Newline - Edys inbody
The Edy’s ice cream plant in Fort Wayne, Ind., produces tens of millions of gallons annually, including 48-ounce tubs of Edy’s ice cream, Lil’ Drums flat-top cones and Skinny Cow cones.
With sales from dairy operations more than doubling over the past 10 years, Indiana has become one of the fastest-growing dairy states, according to the Northeast Indiana Regional Partnership and the U.S. Department of Agriculture. With more than 800 milk and dairy operations in Northeast Indiana, the region has seen 80% job growth in the last 10 years.

Much of the growth is fueled by ample milk supply and limited competition, said Dale Buuck, vice president business development for Northeast Indiana Regional Partnership. He said that since so much milk is being processed into nonfat and low-fat milk products, there is excess cream. States like Wisconsin or California would use the cream for cheese or butter, but in Indiana “we’re using a lot of that cream for ice cream production,” Buuck said.

The region’s proximity to major markets like Chicago, Detroit, Columbus, Ohio, and Indianapolis combined with a network of rail and highways makes Northeast Indiana a pretty good area for ice cream production.
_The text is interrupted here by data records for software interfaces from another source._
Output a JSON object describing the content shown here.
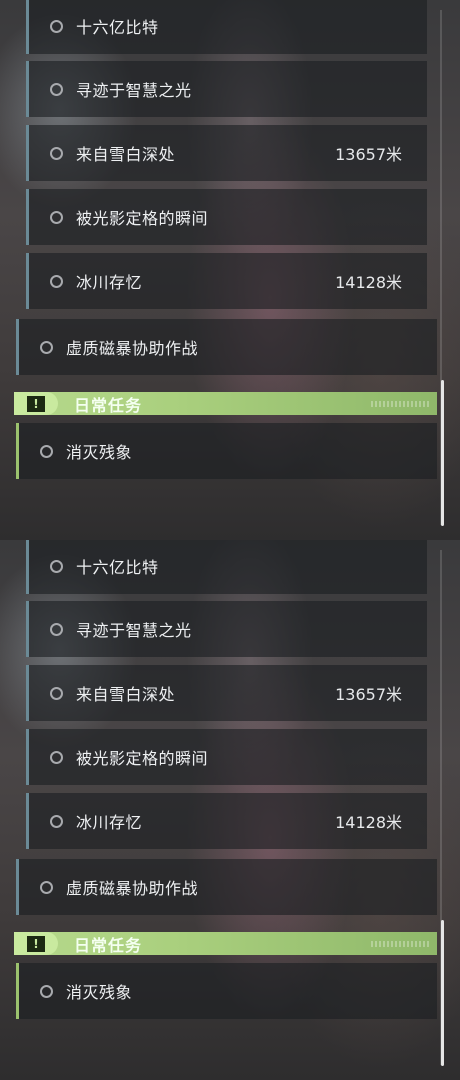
{
  "panels": [
    {
      "side_quests": [
        {
          "label": "十六亿比特",
          "distance": ""
        },
        {
          "label": "寻迹于智慧之光",
          "distance": ""
        },
        {
          "label": "来自雪白深处",
          "distance": "13657米"
        },
        {
          "label": "被光影定格的瞬间",
          "distance": ""
        },
        {
          "label": "冰川存忆",
          "distance": "14128米"
        }
      ],
      "main_quest": {
        "label": "虚质磁暴协助作战"
      },
      "daily_header": {
        "title": "日常任务",
        "icon": "!"
      },
      "daily_quests": [
        {
          "label": "消灭残象"
        }
      ]
    },
    {
      "side_quests": [
        {
          "label": "十六亿比特",
          "distance": ""
        },
        {
          "label": "寻迹于智慧之光",
          "distance": ""
        },
        {
          "label": "来自雪白深处",
          "distance": "13657米"
        },
        {
          "label": "被光影定格的瞬间",
          "distance": ""
        },
        {
          "label": "冰川存忆",
          "distance": "14128米"
        }
      ],
      "main_quest": {
        "label": "虚质磁暴协助作战"
      },
      "daily_header": {
        "title": "日常任务",
        "icon": "!"
      },
      "daily_quests": [
        {
          "label": "消灭残象"
        }
      ]
    }
  ],
  "colors": {
    "accent_daily": "#a9cf7d",
    "accent_side": "#6b8a96"
  }
}
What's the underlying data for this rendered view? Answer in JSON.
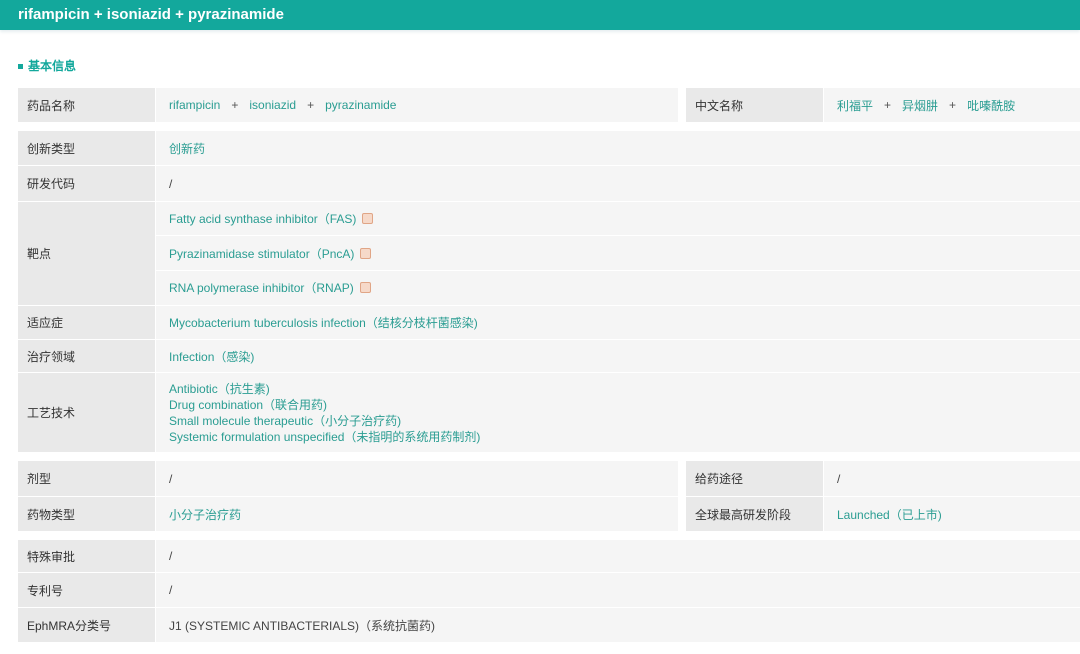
{
  "title": "rifampicin + isoniazid + pyrazinamide",
  "section": "基本信息",
  "name_row": {
    "label": "药品名称",
    "parts": [
      "rifampicin",
      "isoniazid",
      "pyrazinamide"
    ],
    "cn_label": "中文名称",
    "cn_parts": [
      "利福平",
      "异烟肼",
      "吡嗪酰胺"
    ],
    "plus": "+"
  },
  "rows": {
    "innovation": {
      "label": "创新类型",
      "value": "创新药"
    },
    "code": {
      "label": "研发代码",
      "value": "/"
    },
    "target": {
      "label": "靶点",
      "values": [
        "Fatty acid synthase inhibitor（FAS)",
        "Pyrazinamidase stimulator（PncA)",
        "RNA polymerase inhibitor（RNAP)"
      ]
    },
    "indication": {
      "label": "适应症",
      "value": "Mycobacterium tuberculosis infection（结核分枝杆菌感染)"
    },
    "area": {
      "label": "治疗领域",
      "value": "Infection（感染)"
    },
    "tech": {
      "label": "工艺技术",
      "values": [
        "Antibiotic（抗生素)",
        "Drug combination（联合用药)",
        "Small molecule therapeutic（小分子治疗药)",
        "Systemic formulation unspecified（未指明的系统用药制剂)"
      ]
    }
  },
  "form_row": {
    "label": "剂型",
    "value": "/",
    "label2": "给药途径",
    "value2": "/"
  },
  "type_row": {
    "label": "药物类型",
    "value": "小分子治疗药",
    "label2": "全球最高研发阶段",
    "value2": "Launched（已上市)"
  },
  "rows2": {
    "approval": {
      "label": "特殊审批",
      "value": "/"
    },
    "patent": {
      "label": "专利号",
      "value": "/"
    },
    "ephmra": {
      "label": "EphMRA分类号",
      "value": "J1 (SYSTEMIC ANTIBACTERIALS)（系统抗菌药)"
    }
  }
}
Combine those factors with reasonable electric and natural gas rates, and “It has made it very economical to produce ice cream in Northern Indiana,” Buuck said.

One ice cream processor in the region is Edy’s with a plant in Ft. Wayne. The division of Nestlé’s is focusing on the principles of continuous improvement and in turn it is making a name for itself among other Nestlé plants. 

Dairy Foods visited Edy’s in March as part of a tour of food processing and manufacturing plants organized by the Northeast Indiana Regional Partnership in collaboration with Indiana Michigan Power. The trip was intended to highlight Northeast Indiana Regional Partnership’s economic development program and to raise awareness on what’s happening with manufacturing in the region.

In two days Dairy Foods visited six other factories, including Ellison’s Bakery (a producer of ice cream inclusions and bakery items) and Kraft Foods (marshmallow products). Plant managers talked about best practices in food safety and plant safety. (See the related article on page 14.)

The Edy’s ice cream plant has been operating since December 1985. Constant growth has increased staffing to more than 500 workers. The plant produces tens of millions of gallons annually and operates on a 24/7 schedule. It produces 48-ounce tubs of Edy’s ice cream (Grand, Slow Churned); Drumstick round-top ice cream cones; and flat-top cones, like Lil’ Drums  and the Skinny Cow ice cream cones.

The plant is recognized as a leading practitioner of continuous improvement, said Plant Manager Sheila Brojek. Nestlé Continuous Excellence, or NCE, is a standardized method of managing improvement across all business functions, including manufacturing. The process begins with foundations of compliance, leadership development and goal alignment. According to Brojek, “These foundational areas support the core missions of NCE, which is to delight the consumer, deliver competitive advantage and excel in compliance.”

For example, goal alignment is a set of methodologies that create aligned objectives from the highest corporate level down through the production operations, Brojek said.

“These methodologies ensure consistent application of several continuous improvement tools and processes followed across any Nestlé factory in the world, and are therefore able to be fully supported from the top down. The process allows everyone in the factory to understand where we are, where we need to go, what the gap is and how to reduce or eliminate it. This engages everyone in the elimination of waste,” she said.

Its success following these principles has put Edy’s Ft. Wayne plant as one of U.S. Nestlé’s highest performing plants, Brojek said. Because they are meeting and beating their goals, this plant is the go-to for pilot programs and sharing of best practices.

 “Many of the processes, tools and systems designed here by our people have been determined to be best practices that have been shared and implemented at other sites to support improved inventory control,” said Brojek.